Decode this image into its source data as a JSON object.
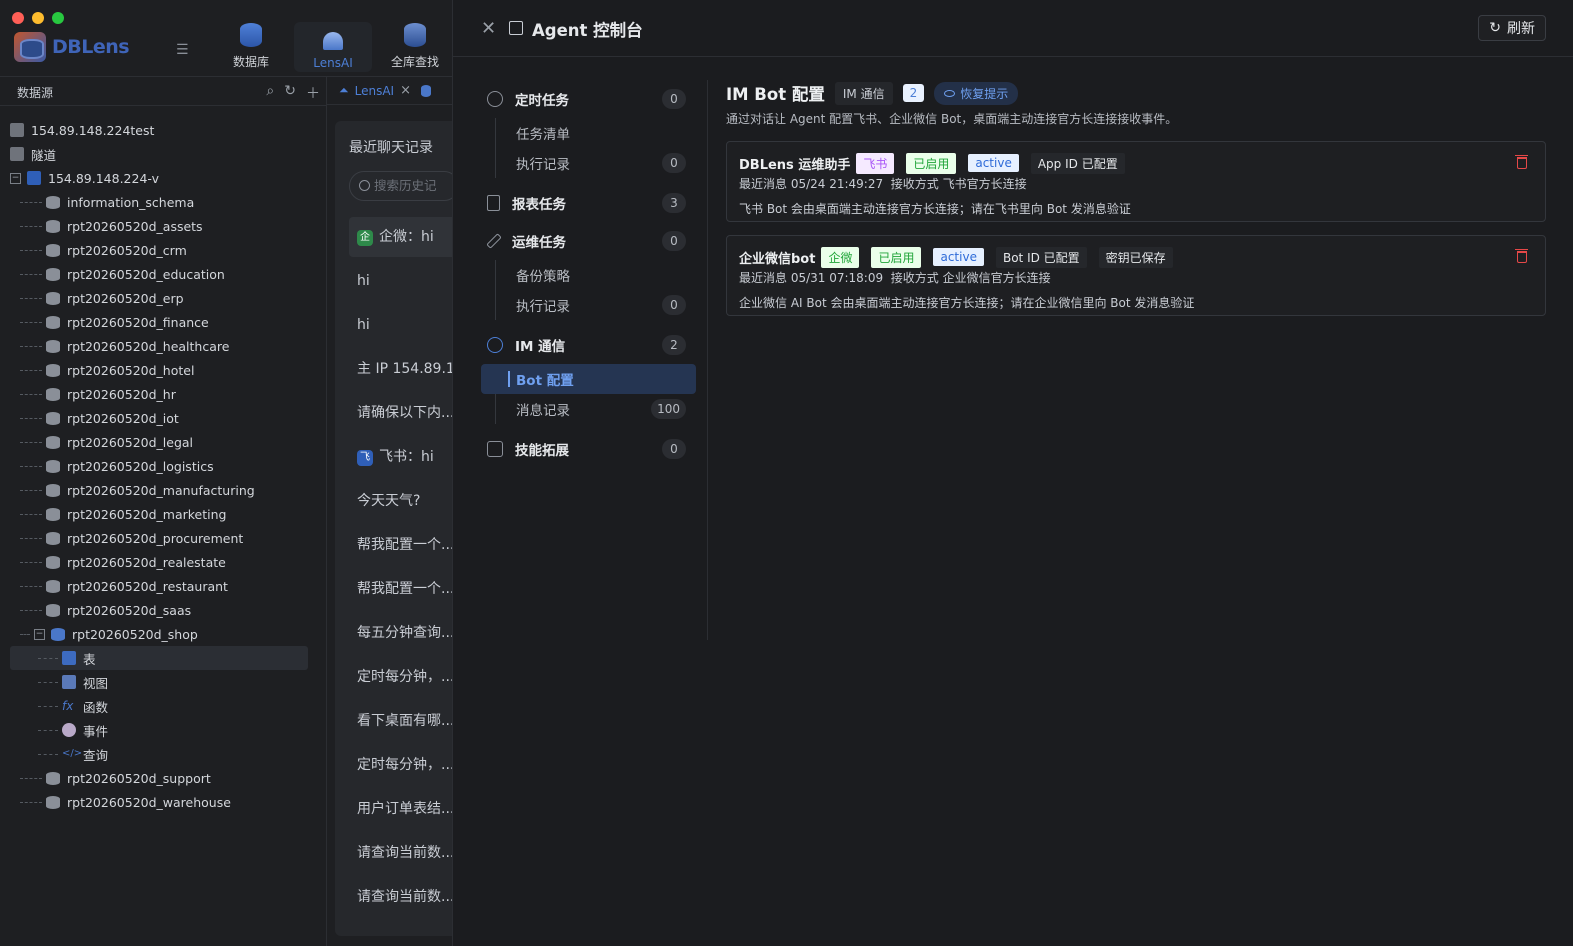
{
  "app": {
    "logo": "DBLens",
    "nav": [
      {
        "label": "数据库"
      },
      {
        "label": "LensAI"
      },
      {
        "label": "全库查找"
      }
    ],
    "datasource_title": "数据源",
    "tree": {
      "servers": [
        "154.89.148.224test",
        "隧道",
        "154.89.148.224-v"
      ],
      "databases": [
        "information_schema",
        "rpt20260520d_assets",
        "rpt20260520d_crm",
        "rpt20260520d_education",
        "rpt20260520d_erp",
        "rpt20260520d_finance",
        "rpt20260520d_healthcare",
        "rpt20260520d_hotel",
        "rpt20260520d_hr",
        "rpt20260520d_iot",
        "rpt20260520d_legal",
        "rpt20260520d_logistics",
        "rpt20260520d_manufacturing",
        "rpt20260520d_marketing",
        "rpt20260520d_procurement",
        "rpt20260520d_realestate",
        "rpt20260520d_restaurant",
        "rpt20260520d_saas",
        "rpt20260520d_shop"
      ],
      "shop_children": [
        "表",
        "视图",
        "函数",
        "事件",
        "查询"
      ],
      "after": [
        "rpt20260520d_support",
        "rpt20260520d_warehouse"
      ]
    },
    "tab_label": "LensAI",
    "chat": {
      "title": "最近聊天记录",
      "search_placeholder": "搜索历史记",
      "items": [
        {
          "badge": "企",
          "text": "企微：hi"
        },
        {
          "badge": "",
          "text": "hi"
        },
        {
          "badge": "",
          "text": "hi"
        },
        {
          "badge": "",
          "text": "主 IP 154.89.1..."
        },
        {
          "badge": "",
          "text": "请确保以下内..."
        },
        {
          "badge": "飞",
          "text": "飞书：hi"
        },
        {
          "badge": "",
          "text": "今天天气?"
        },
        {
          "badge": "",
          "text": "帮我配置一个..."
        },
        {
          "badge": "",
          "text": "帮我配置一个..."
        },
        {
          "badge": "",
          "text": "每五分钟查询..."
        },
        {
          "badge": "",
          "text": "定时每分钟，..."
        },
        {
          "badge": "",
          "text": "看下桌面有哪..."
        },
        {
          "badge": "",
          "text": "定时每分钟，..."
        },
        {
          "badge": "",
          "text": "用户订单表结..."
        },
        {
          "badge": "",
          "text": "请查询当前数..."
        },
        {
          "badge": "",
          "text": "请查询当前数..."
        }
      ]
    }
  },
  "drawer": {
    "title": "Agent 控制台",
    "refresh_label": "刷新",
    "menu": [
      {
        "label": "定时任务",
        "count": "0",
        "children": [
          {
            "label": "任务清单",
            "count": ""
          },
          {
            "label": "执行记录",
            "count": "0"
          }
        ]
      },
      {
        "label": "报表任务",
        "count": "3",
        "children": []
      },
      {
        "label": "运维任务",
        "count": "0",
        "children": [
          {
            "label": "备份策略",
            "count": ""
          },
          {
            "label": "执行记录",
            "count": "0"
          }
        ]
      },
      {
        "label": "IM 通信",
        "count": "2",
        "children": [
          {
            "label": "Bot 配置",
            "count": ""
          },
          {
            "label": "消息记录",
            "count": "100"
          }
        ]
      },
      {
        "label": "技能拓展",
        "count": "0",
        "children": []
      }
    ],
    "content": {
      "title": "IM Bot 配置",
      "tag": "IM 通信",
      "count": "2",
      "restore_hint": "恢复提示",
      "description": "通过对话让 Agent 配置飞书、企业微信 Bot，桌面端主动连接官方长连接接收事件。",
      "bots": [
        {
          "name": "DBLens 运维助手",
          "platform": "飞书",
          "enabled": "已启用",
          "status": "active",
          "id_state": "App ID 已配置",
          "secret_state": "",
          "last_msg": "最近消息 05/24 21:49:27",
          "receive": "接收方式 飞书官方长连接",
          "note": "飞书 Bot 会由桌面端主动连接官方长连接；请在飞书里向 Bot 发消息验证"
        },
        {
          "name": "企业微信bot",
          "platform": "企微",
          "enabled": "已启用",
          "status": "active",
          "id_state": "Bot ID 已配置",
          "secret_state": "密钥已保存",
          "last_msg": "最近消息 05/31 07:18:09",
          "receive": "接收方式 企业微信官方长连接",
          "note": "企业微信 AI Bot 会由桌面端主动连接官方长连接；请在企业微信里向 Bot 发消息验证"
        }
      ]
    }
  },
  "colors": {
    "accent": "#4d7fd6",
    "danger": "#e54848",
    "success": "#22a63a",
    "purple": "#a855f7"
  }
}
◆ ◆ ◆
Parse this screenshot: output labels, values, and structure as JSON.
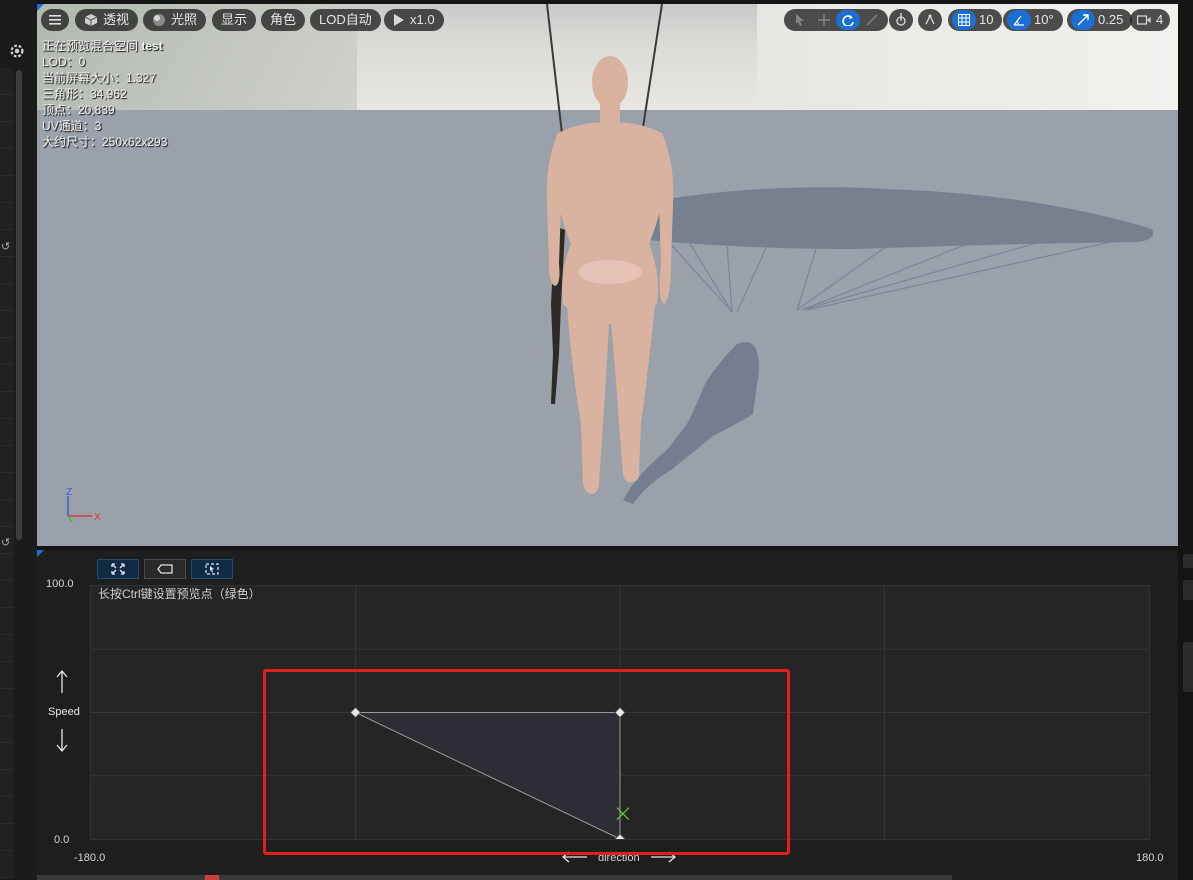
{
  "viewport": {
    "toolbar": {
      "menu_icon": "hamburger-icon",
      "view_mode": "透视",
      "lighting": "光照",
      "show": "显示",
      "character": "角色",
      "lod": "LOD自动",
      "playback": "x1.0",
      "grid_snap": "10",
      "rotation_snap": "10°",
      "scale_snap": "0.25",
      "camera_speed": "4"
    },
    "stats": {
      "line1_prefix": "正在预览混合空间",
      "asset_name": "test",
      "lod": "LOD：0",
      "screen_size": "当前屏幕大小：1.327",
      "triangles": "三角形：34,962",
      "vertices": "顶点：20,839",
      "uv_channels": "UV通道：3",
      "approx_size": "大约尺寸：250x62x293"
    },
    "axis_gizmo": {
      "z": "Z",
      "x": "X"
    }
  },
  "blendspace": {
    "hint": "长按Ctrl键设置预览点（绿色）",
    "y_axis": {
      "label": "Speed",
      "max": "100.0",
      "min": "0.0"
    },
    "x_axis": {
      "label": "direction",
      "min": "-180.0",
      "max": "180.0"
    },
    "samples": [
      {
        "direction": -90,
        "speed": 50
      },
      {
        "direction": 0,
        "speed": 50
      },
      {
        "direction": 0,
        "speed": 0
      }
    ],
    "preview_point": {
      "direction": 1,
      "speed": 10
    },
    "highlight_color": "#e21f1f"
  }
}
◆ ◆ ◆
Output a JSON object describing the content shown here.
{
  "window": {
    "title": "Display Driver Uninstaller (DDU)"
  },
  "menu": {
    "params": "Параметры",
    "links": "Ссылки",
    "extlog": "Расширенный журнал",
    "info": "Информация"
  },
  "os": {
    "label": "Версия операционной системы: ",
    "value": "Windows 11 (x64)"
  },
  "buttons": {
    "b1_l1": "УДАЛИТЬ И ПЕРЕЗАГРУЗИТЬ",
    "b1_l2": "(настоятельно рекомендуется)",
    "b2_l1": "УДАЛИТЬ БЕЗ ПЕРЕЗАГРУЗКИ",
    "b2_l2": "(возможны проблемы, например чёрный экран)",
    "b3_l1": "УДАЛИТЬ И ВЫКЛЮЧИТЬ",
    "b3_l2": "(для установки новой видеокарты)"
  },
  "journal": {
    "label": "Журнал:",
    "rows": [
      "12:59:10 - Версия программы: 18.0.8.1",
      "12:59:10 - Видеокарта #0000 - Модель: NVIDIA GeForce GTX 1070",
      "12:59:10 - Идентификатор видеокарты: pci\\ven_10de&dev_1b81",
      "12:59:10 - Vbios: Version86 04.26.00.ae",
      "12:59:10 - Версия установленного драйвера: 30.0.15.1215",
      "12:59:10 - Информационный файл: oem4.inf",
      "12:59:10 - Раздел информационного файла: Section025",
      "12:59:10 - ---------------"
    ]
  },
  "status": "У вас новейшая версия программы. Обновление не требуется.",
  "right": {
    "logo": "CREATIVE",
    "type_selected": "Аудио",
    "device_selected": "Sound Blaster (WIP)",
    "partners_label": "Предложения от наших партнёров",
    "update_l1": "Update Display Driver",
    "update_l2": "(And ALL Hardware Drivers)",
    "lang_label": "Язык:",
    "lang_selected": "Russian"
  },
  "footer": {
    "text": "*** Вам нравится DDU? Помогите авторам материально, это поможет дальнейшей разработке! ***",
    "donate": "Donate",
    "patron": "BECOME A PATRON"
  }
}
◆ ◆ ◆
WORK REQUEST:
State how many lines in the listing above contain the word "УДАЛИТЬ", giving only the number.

OUTPUT FOR THIS EXERCISE:
3